[What to do]:
Although the records contain pictures, the copy should leave them out and match everything else exactly.

[Information]:
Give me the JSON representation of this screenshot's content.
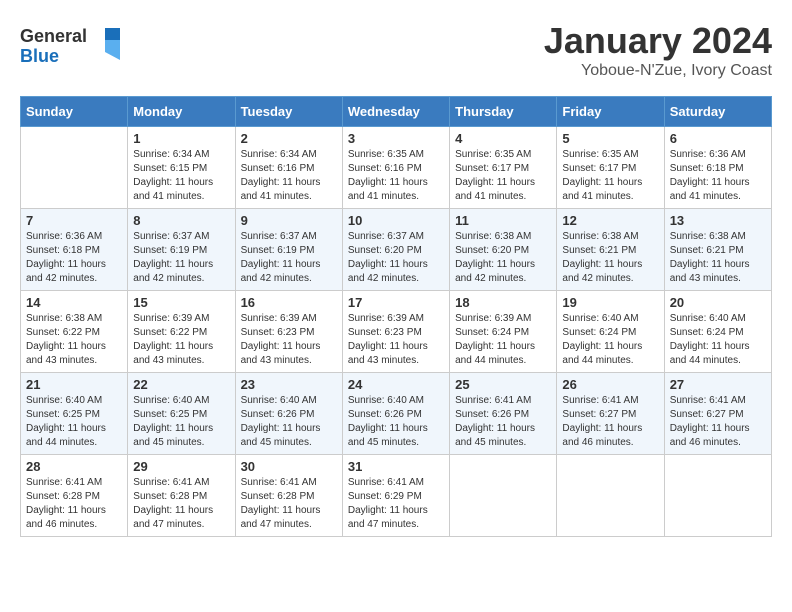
{
  "header": {
    "logo_general": "General",
    "logo_blue": "Blue",
    "month": "January 2024",
    "location": "Yoboue-N'Zue, Ivory Coast"
  },
  "weekdays": [
    "Sunday",
    "Monday",
    "Tuesday",
    "Wednesday",
    "Thursday",
    "Friday",
    "Saturday"
  ],
  "weeks": [
    [
      {
        "day": "",
        "sunrise": "",
        "sunset": "",
        "daylight": ""
      },
      {
        "day": "1",
        "sunrise": "Sunrise: 6:34 AM",
        "sunset": "Sunset: 6:15 PM",
        "daylight": "Daylight: 11 hours and 41 minutes."
      },
      {
        "day": "2",
        "sunrise": "Sunrise: 6:34 AM",
        "sunset": "Sunset: 6:16 PM",
        "daylight": "Daylight: 11 hours and 41 minutes."
      },
      {
        "day": "3",
        "sunrise": "Sunrise: 6:35 AM",
        "sunset": "Sunset: 6:16 PM",
        "daylight": "Daylight: 11 hours and 41 minutes."
      },
      {
        "day": "4",
        "sunrise": "Sunrise: 6:35 AM",
        "sunset": "Sunset: 6:17 PM",
        "daylight": "Daylight: 11 hours and 41 minutes."
      },
      {
        "day": "5",
        "sunrise": "Sunrise: 6:35 AM",
        "sunset": "Sunset: 6:17 PM",
        "daylight": "Daylight: 11 hours and 41 minutes."
      },
      {
        "day": "6",
        "sunrise": "Sunrise: 6:36 AM",
        "sunset": "Sunset: 6:18 PM",
        "daylight": "Daylight: 11 hours and 41 minutes."
      }
    ],
    [
      {
        "day": "7",
        "sunrise": "Sunrise: 6:36 AM",
        "sunset": "Sunset: 6:18 PM",
        "daylight": "Daylight: 11 hours and 42 minutes."
      },
      {
        "day": "8",
        "sunrise": "Sunrise: 6:37 AM",
        "sunset": "Sunset: 6:19 PM",
        "daylight": "Daylight: 11 hours and 42 minutes."
      },
      {
        "day": "9",
        "sunrise": "Sunrise: 6:37 AM",
        "sunset": "Sunset: 6:19 PM",
        "daylight": "Daylight: 11 hours and 42 minutes."
      },
      {
        "day": "10",
        "sunrise": "Sunrise: 6:37 AM",
        "sunset": "Sunset: 6:20 PM",
        "daylight": "Daylight: 11 hours and 42 minutes."
      },
      {
        "day": "11",
        "sunrise": "Sunrise: 6:38 AM",
        "sunset": "Sunset: 6:20 PM",
        "daylight": "Daylight: 11 hours and 42 minutes."
      },
      {
        "day": "12",
        "sunrise": "Sunrise: 6:38 AM",
        "sunset": "Sunset: 6:21 PM",
        "daylight": "Daylight: 11 hours and 42 minutes."
      },
      {
        "day": "13",
        "sunrise": "Sunrise: 6:38 AM",
        "sunset": "Sunset: 6:21 PM",
        "daylight": "Daylight: 11 hours and 43 minutes."
      }
    ],
    [
      {
        "day": "14",
        "sunrise": "Sunrise: 6:38 AM",
        "sunset": "Sunset: 6:22 PM",
        "daylight": "Daylight: 11 hours and 43 minutes."
      },
      {
        "day": "15",
        "sunrise": "Sunrise: 6:39 AM",
        "sunset": "Sunset: 6:22 PM",
        "daylight": "Daylight: 11 hours and 43 minutes."
      },
      {
        "day": "16",
        "sunrise": "Sunrise: 6:39 AM",
        "sunset": "Sunset: 6:23 PM",
        "daylight": "Daylight: 11 hours and 43 minutes."
      },
      {
        "day": "17",
        "sunrise": "Sunrise: 6:39 AM",
        "sunset": "Sunset: 6:23 PM",
        "daylight": "Daylight: 11 hours and 43 minutes."
      },
      {
        "day": "18",
        "sunrise": "Sunrise: 6:39 AM",
        "sunset": "Sunset: 6:24 PM",
        "daylight": "Daylight: 11 hours and 44 minutes."
      },
      {
        "day": "19",
        "sunrise": "Sunrise: 6:40 AM",
        "sunset": "Sunset: 6:24 PM",
        "daylight": "Daylight: 11 hours and 44 minutes."
      },
      {
        "day": "20",
        "sunrise": "Sunrise: 6:40 AM",
        "sunset": "Sunset: 6:24 PM",
        "daylight": "Daylight: 11 hours and 44 minutes."
      }
    ],
    [
      {
        "day": "21",
        "sunrise": "Sunrise: 6:40 AM",
        "sunset": "Sunset: 6:25 PM",
        "daylight": "Daylight: 11 hours and 44 minutes."
      },
      {
        "day": "22",
        "sunrise": "Sunrise: 6:40 AM",
        "sunset": "Sunset: 6:25 PM",
        "daylight": "Daylight: 11 hours and 45 minutes."
      },
      {
        "day": "23",
        "sunrise": "Sunrise: 6:40 AM",
        "sunset": "Sunset: 6:26 PM",
        "daylight": "Daylight: 11 hours and 45 minutes."
      },
      {
        "day": "24",
        "sunrise": "Sunrise: 6:40 AM",
        "sunset": "Sunset: 6:26 PM",
        "daylight": "Daylight: 11 hours and 45 minutes."
      },
      {
        "day": "25",
        "sunrise": "Sunrise: 6:41 AM",
        "sunset": "Sunset: 6:26 PM",
        "daylight": "Daylight: 11 hours and 45 minutes."
      },
      {
        "day": "26",
        "sunrise": "Sunrise: 6:41 AM",
        "sunset": "Sunset: 6:27 PM",
        "daylight": "Daylight: 11 hours and 46 minutes."
      },
      {
        "day": "27",
        "sunrise": "Sunrise: 6:41 AM",
        "sunset": "Sunset: 6:27 PM",
        "daylight": "Daylight: 11 hours and 46 minutes."
      }
    ],
    [
      {
        "day": "28",
        "sunrise": "Sunrise: 6:41 AM",
        "sunset": "Sunset: 6:28 PM",
        "daylight": "Daylight: 11 hours and 46 minutes."
      },
      {
        "day": "29",
        "sunrise": "Sunrise: 6:41 AM",
        "sunset": "Sunset: 6:28 PM",
        "daylight": "Daylight: 11 hours and 47 minutes."
      },
      {
        "day": "30",
        "sunrise": "Sunrise: 6:41 AM",
        "sunset": "Sunset: 6:28 PM",
        "daylight": "Daylight: 11 hours and 47 minutes."
      },
      {
        "day": "31",
        "sunrise": "Sunrise: 6:41 AM",
        "sunset": "Sunset: 6:29 PM",
        "daylight": "Daylight: 11 hours and 47 minutes."
      },
      {
        "day": "",
        "sunrise": "",
        "sunset": "",
        "daylight": ""
      },
      {
        "day": "",
        "sunrise": "",
        "sunset": "",
        "daylight": ""
      },
      {
        "day": "",
        "sunrise": "",
        "sunset": "",
        "daylight": ""
      }
    ]
  ]
}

[Final answer]:
Give me the JSON representation of this screenshot's content.
{
  "header": {
    "logo_general": "General",
    "logo_blue": "Blue",
    "month": "January 2024",
    "location": "Yoboue-N'Zue, Ivory Coast"
  },
  "weekdays": [
    "Sunday",
    "Monday",
    "Tuesday",
    "Wednesday",
    "Thursday",
    "Friday",
    "Saturday"
  ],
  "weeks": [
    [
      {
        "day": "",
        "sunrise": "",
        "sunset": "",
        "daylight": ""
      },
      {
        "day": "1",
        "sunrise": "Sunrise: 6:34 AM",
        "sunset": "Sunset: 6:15 PM",
        "daylight": "Daylight: 11 hours and 41 minutes."
      },
      {
        "day": "2",
        "sunrise": "Sunrise: 6:34 AM",
        "sunset": "Sunset: 6:16 PM",
        "daylight": "Daylight: 11 hours and 41 minutes."
      },
      {
        "day": "3",
        "sunrise": "Sunrise: 6:35 AM",
        "sunset": "Sunset: 6:16 PM",
        "daylight": "Daylight: 11 hours and 41 minutes."
      },
      {
        "day": "4",
        "sunrise": "Sunrise: 6:35 AM",
        "sunset": "Sunset: 6:17 PM",
        "daylight": "Daylight: 11 hours and 41 minutes."
      },
      {
        "day": "5",
        "sunrise": "Sunrise: 6:35 AM",
        "sunset": "Sunset: 6:17 PM",
        "daylight": "Daylight: 11 hours and 41 minutes."
      },
      {
        "day": "6",
        "sunrise": "Sunrise: 6:36 AM",
        "sunset": "Sunset: 6:18 PM",
        "daylight": "Daylight: 11 hours and 41 minutes."
      }
    ],
    [
      {
        "day": "7",
        "sunrise": "Sunrise: 6:36 AM",
        "sunset": "Sunset: 6:18 PM",
        "daylight": "Daylight: 11 hours and 42 minutes."
      },
      {
        "day": "8",
        "sunrise": "Sunrise: 6:37 AM",
        "sunset": "Sunset: 6:19 PM",
        "daylight": "Daylight: 11 hours and 42 minutes."
      },
      {
        "day": "9",
        "sunrise": "Sunrise: 6:37 AM",
        "sunset": "Sunset: 6:19 PM",
        "daylight": "Daylight: 11 hours and 42 minutes."
      },
      {
        "day": "10",
        "sunrise": "Sunrise: 6:37 AM",
        "sunset": "Sunset: 6:20 PM",
        "daylight": "Daylight: 11 hours and 42 minutes."
      },
      {
        "day": "11",
        "sunrise": "Sunrise: 6:38 AM",
        "sunset": "Sunset: 6:20 PM",
        "daylight": "Daylight: 11 hours and 42 minutes."
      },
      {
        "day": "12",
        "sunrise": "Sunrise: 6:38 AM",
        "sunset": "Sunset: 6:21 PM",
        "daylight": "Daylight: 11 hours and 42 minutes."
      },
      {
        "day": "13",
        "sunrise": "Sunrise: 6:38 AM",
        "sunset": "Sunset: 6:21 PM",
        "daylight": "Daylight: 11 hours and 43 minutes."
      }
    ],
    [
      {
        "day": "14",
        "sunrise": "Sunrise: 6:38 AM",
        "sunset": "Sunset: 6:22 PM",
        "daylight": "Daylight: 11 hours and 43 minutes."
      },
      {
        "day": "15",
        "sunrise": "Sunrise: 6:39 AM",
        "sunset": "Sunset: 6:22 PM",
        "daylight": "Daylight: 11 hours and 43 minutes."
      },
      {
        "day": "16",
        "sunrise": "Sunrise: 6:39 AM",
        "sunset": "Sunset: 6:23 PM",
        "daylight": "Daylight: 11 hours and 43 minutes."
      },
      {
        "day": "17",
        "sunrise": "Sunrise: 6:39 AM",
        "sunset": "Sunset: 6:23 PM",
        "daylight": "Daylight: 11 hours and 43 minutes."
      },
      {
        "day": "18",
        "sunrise": "Sunrise: 6:39 AM",
        "sunset": "Sunset: 6:24 PM",
        "daylight": "Daylight: 11 hours and 44 minutes."
      },
      {
        "day": "19",
        "sunrise": "Sunrise: 6:40 AM",
        "sunset": "Sunset: 6:24 PM",
        "daylight": "Daylight: 11 hours and 44 minutes."
      },
      {
        "day": "20",
        "sunrise": "Sunrise: 6:40 AM",
        "sunset": "Sunset: 6:24 PM",
        "daylight": "Daylight: 11 hours and 44 minutes."
      }
    ],
    [
      {
        "day": "21",
        "sunrise": "Sunrise: 6:40 AM",
        "sunset": "Sunset: 6:25 PM",
        "daylight": "Daylight: 11 hours and 44 minutes."
      },
      {
        "day": "22",
        "sunrise": "Sunrise: 6:40 AM",
        "sunset": "Sunset: 6:25 PM",
        "daylight": "Daylight: 11 hours and 45 minutes."
      },
      {
        "day": "23",
        "sunrise": "Sunrise: 6:40 AM",
        "sunset": "Sunset: 6:26 PM",
        "daylight": "Daylight: 11 hours and 45 minutes."
      },
      {
        "day": "24",
        "sunrise": "Sunrise: 6:40 AM",
        "sunset": "Sunset: 6:26 PM",
        "daylight": "Daylight: 11 hours and 45 minutes."
      },
      {
        "day": "25",
        "sunrise": "Sunrise: 6:41 AM",
        "sunset": "Sunset: 6:26 PM",
        "daylight": "Daylight: 11 hours and 45 minutes."
      },
      {
        "day": "26",
        "sunrise": "Sunrise: 6:41 AM",
        "sunset": "Sunset: 6:27 PM",
        "daylight": "Daylight: 11 hours and 46 minutes."
      },
      {
        "day": "27",
        "sunrise": "Sunrise: 6:41 AM",
        "sunset": "Sunset: 6:27 PM",
        "daylight": "Daylight: 11 hours and 46 minutes."
      }
    ],
    [
      {
        "day": "28",
        "sunrise": "Sunrise: 6:41 AM",
        "sunset": "Sunset: 6:28 PM",
        "daylight": "Daylight: 11 hours and 46 minutes."
      },
      {
        "day": "29",
        "sunrise": "Sunrise: 6:41 AM",
        "sunset": "Sunset: 6:28 PM",
        "daylight": "Daylight: 11 hours and 47 minutes."
      },
      {
        "day": "30",
        "sunrise": "Sunrise: 6:41 AM",
        "sunset": "Sunset: 6:28 PM",
        "daylight": "Daylight: 11 hours and 47 minutes."
      },
      {
        "day": "31",
        "sunrise": "Sunrise: 6:41 AM",
        "sunset": "Sunset: 6:29 PM",
        "daylight": "Daylight: 11 hours and 47 minutes."
      },
      {
        "day": "",
        "sunrise": "",
        "sunset": "",
        "daylight": ""
      },
      {
        "day": "",
        "sunrise": "",
        "sunset": "",
        "daylight": ""
      },
      {
        "day": "",
        "sunrise": "",
        "sunset": "",
        "daylight": ""
      }
    ]
  ]
}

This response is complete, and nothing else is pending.